------ Provided material ------

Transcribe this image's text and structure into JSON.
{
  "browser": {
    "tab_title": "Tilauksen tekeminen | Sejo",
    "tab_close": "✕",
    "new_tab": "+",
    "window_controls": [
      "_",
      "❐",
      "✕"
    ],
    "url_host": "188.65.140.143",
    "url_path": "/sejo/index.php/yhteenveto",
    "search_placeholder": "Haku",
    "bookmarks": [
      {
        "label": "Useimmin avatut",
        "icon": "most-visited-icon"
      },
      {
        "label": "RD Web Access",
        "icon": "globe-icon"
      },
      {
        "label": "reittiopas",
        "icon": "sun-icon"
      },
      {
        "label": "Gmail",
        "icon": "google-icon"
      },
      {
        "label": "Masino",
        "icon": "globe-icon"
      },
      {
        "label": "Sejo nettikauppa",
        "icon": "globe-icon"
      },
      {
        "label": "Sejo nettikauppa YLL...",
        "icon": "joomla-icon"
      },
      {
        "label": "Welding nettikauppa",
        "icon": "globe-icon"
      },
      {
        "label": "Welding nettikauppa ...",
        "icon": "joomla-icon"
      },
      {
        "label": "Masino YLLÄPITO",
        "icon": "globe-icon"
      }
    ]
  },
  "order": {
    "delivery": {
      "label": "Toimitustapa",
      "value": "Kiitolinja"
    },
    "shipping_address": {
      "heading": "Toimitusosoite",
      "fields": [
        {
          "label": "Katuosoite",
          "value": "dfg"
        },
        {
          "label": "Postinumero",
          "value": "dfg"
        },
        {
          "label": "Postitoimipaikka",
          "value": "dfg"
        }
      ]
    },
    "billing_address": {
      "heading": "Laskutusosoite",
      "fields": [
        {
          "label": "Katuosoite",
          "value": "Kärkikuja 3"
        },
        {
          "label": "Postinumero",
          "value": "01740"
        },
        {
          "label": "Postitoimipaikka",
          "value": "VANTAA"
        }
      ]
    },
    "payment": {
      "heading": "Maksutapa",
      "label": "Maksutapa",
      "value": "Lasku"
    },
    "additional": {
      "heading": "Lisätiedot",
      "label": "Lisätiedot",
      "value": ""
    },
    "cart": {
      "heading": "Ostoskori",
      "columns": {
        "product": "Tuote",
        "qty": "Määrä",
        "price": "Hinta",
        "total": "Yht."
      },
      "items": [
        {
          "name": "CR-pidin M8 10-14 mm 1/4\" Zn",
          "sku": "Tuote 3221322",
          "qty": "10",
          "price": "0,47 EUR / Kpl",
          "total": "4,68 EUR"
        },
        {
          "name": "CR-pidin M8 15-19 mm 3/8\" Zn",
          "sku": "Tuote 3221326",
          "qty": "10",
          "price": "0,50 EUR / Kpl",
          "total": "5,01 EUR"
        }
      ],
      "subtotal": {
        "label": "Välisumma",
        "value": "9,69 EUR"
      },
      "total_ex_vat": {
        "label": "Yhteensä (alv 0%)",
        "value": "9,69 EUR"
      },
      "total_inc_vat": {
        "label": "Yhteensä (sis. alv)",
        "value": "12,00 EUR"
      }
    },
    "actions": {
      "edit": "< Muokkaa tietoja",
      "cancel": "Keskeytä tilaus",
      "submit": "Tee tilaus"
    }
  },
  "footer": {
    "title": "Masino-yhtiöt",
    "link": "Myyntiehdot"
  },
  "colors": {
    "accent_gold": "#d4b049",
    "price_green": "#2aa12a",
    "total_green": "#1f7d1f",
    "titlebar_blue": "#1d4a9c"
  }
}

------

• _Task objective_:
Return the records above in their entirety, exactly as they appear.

• _Your solution_:
Transcribe this image's text and structure into JSON.
{
  "browser": {
    "tab_title": "Tilauksen tekeminen | Sejo",
    "tab_close": "✕",
    "new_tab": "+",
    "window_controls": [
      "_",
      "❐",
      "✕"
    ],
    "url_host": "188.65.140.143",
    "url_path": "/sejo/index.php/yhteenveto",
    "search_placeholder": "Haku",
    "bookmarks": [
      {
        "label": "Useimmin avatut",
        "icon": "most-visited-icon"
      },
      {
        "label": "RD Web Access",
        "icon": "globe-icon"
      },
      {
        "label": "reittiopas",
        "icon": "sun-icon"
      },
      {
        "label": "Gmail",
        "icon": "google-icon"
      },
      {
        "label": "Masino",
        "icon": "globe-icon"
      },
      {
        "label": "Sejo nettikauppa",
        "icon": "globe-icon"
      },
      {
        "label": "Sejo nettikauppa YLL...",
        "icon": "joomla-icon"
      },
      {
        "label": "Welding nettikauppa",
        "icon": "globe-icon"
      },
      {
        "label": "Welding nettikauppa ...",
        "icon": "joomla-icon"
      },
      {
        "label": "Masino YLLÄPITO",
        "icon": "globe-icon"
      }
    ]
  },
  "order": {
    "delivery": {
      "label": "Toimitustapa",
      "value": "Kiitolinja"
    },
    "shipping_address": {
      "heading": "Toimitusosoite",
      "fields": [
        {
          "label": "Katuosoite",
          "value": "dfg"
        },
        {
          "label": "Postinumero",
          "value": "dfg"
        },
        {
          "label": "Postitoimipaikka",
          "value": "dfg"
        }
      ]
    },
    "billing_address": {
      "heading": "Laskutusosoite",
      "fields": [
        {
          "label": "Katuosoite",
          "value": "Kärkikuja 3"
        },
        {
          "label": "Postinumero",
          "value": "01740"
        },
        {
          "label": "Postitoimipaikka",
          "value": "VANTAA"
        }
      ]
    },
    "payment": {
      "heading": "Maksutapa",
      "label": "Maksutapa",
      "value": "Lasku"
    },
    "additional": {
      "heading": "Lisätiedot",
      "label": "Lisätiedot",
      "value": ""
    },
    "cart": {
      "heading": "Ostoskori",
      "columns": {
        "product": "Tuote",
        "qty": "Määrä",
        "price": "Hinta",
        "total": "Yht."
      },
      "items": [
        {
          "name": "CR-pidin M8 10-14 mm 1/4\" Zn",
          "sku": "Tuote 3221322",
          "qty": "10",
          "price": "0,47 EUR / Kpl",
          "total": "4,68 EUR"
        },
        {
          "name": "CR-pidin M8 15-19 mm 3/8\" Zn",
          "sku": "Tuote 3221326",
          "qty": "10",
          "price": "0,50 EUR / Kpl",
          "total": "5,01 EUR"
        }
      ],
      "subtotal": {
        "label": "Välisumma",
        "value": "9,69 EUR"
      },
      "total_ex_vat": {
        "label": "Yhteensä (alv 0%)",
        "value": "9,69 EUR"
      },
      "total_inc_vat": {
        "label": "Yhteensä (sis. alv)",
        "value": "12,00 EUR"
      }
    },
    "actions": {
      "edit": "< Muokkaa tietoja",
      "cancel": "Keskeytä tilaus",
      "submit": "Tee tilaus"
    }
  },
  "footer": {
    "title": "Masino-yhtiöt",
    "link": "Myyntiehdot"
  },
  "colors": {
    "accent_gold": "#d4b049",
    "price_green": "#2aa12a",
    "total_green": "#1f7d1f",
    "titlebar_blue": "#1d4a9c"
  }
}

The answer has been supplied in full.